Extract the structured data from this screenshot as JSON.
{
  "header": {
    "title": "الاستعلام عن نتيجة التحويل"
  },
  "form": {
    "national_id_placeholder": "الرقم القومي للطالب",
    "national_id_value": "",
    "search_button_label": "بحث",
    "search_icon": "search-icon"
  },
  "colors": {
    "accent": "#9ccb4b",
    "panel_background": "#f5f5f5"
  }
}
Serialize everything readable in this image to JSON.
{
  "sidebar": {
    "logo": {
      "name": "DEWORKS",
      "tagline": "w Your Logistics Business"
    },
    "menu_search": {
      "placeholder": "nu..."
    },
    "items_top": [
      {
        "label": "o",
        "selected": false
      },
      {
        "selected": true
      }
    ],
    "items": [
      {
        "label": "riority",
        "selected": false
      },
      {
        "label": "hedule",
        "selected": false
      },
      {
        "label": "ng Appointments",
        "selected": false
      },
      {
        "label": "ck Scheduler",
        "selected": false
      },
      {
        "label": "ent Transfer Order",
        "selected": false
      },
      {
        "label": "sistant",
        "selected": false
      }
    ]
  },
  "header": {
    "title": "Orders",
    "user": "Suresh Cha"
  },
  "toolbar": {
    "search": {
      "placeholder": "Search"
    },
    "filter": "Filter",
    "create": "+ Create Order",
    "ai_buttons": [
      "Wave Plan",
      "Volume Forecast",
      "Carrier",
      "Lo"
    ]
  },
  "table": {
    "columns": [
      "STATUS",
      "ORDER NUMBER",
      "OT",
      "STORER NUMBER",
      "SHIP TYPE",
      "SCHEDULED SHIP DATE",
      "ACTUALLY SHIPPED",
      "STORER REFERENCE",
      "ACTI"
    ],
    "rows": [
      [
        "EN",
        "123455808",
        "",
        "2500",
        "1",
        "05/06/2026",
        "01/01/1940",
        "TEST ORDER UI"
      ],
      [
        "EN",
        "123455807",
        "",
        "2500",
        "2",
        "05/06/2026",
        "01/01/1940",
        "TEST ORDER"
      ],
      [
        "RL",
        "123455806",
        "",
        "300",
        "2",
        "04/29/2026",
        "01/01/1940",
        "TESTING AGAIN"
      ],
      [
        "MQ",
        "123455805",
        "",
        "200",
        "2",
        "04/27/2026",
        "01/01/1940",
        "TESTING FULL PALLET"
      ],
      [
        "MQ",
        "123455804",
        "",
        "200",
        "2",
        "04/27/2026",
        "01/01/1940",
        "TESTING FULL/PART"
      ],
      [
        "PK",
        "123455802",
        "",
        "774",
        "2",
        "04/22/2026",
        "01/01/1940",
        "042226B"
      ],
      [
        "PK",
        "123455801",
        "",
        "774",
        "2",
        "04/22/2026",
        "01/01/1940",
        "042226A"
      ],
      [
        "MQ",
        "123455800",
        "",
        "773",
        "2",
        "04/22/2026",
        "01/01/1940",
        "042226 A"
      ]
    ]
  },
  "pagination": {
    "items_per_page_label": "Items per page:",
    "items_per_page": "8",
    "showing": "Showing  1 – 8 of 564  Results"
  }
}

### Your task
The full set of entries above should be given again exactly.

### Result
Extract the structured data from this screenshot as JSON.
{
  "header": {
    "title": "الاستعلام عن نتيجة التحويل"
  },
  "form": {
    "national_id_placeholder": "الرقم القومي للطالب",
    "national_id_value": "",
    "search_button_label": "بحث",
    "search_icon": "search-icon"
  },
  "colors": {
    "accent": "#9ccb4b",
    "panel_background": "#f5f5f5"
  }
}
Serialize everything readable in this image to JSON.
{
  "sidebar": {
    "logo": {
      "name": "DEWORKS",
      "tagline": "w Your Logistics Business"
    },
    "menu_search": {
      "placeholder": "nu..."
    },
    "items_top": [
      {
        "label": "o",
        "selected": false
      },
      {
        "selected": true
      }
    ],
    "items": [
      {
        "label": "riority",
        "selected": false
      },
      {
        "label": "hedule",
        "selected": false
      },
      {
        "label": "ng Appointments",
        "selected": false
      },
      {
        "label": "ck Scheduler",
        "selected": false
      },
      {
        "label": "ent Transfer Order",
        "selected": false
      },
      {
        "label": "sistant",
        "selected": false
      }
    ]
  },
  "header": {
    "title": "Orders",
    "user": "Suresh Cha"
  },
  "toolbar": {
    "search": {
      "placeholder": "Search"
    },
    "filter": "Filter",
    "create": "+ Create Order",
    "ai_buttons": [
      "Wave Plan",
      "Volume Forecast",
      "Carrier",
      "Lo"
    ]
  },
  "table": {
    "columns": [
      "STATUS",
      "ORDER NUMBER",
      "OT",
      "STORER NUMBER",
      "SHIP TYPE",
      "SCHEDULED SHIP DATE",
      "ACTUALLY SHIPPED",
      "STORER REFERENCE",
      "ACTI"
    ],
    "rows": [
      [
        "EN",
        "123455808",
        "",
        "2500",
        "1",
        "05/06/2026",
        "01/01/1940",
        "TEST ORDER UI"
      ],
      [
        "EN",
        "123455807",
        "",
        "2500",
        "2",
        "05/06/2026",
        "01/01/1940",
        "TEST ORDER"
      ],
      [
        "RL",
        "123455806",
        "",
        "300",
        "2",
        "04/29/2026",
        "01/01/1940",
        "TESTING AGAIN"
      ],
      [
        "MQ",
        "123455805",
        "",
        "200",
        "2",
        "04/27/2026",
        "01/01/1940",
        "TESTING FULL PALLET"
      ],
      [
        "MQ",
        "123455804",
        "",
        "200",
        "2",
        "04/27/2026",
        "01/01/1940",
        "TESTING FULL/PART"
      ],
      [
        "PK",
        "123455802",
        "",
        "774",
        "2",
        "04/22/2026",
        "01/01/1940",
        "042226B"
      ],
      [
        "PK",
        "123455801",
        "",
        "774",
        "2",
        "04/22/2026",
        "01/01/1940",
        "042226A"
      ],
      [
        "MQ",
        "123455800",
        "",
        "773",
        "2",
        "04/22/2026",
        "01/01/1940",
        "042226 A"
      ]
    ]
  },
  "pagination": {
    "items_per_page_label": "Items per page:",
    "items_per_page": "8",
    "showing": "Showing  1 – 8 of 564  Results"
  }
}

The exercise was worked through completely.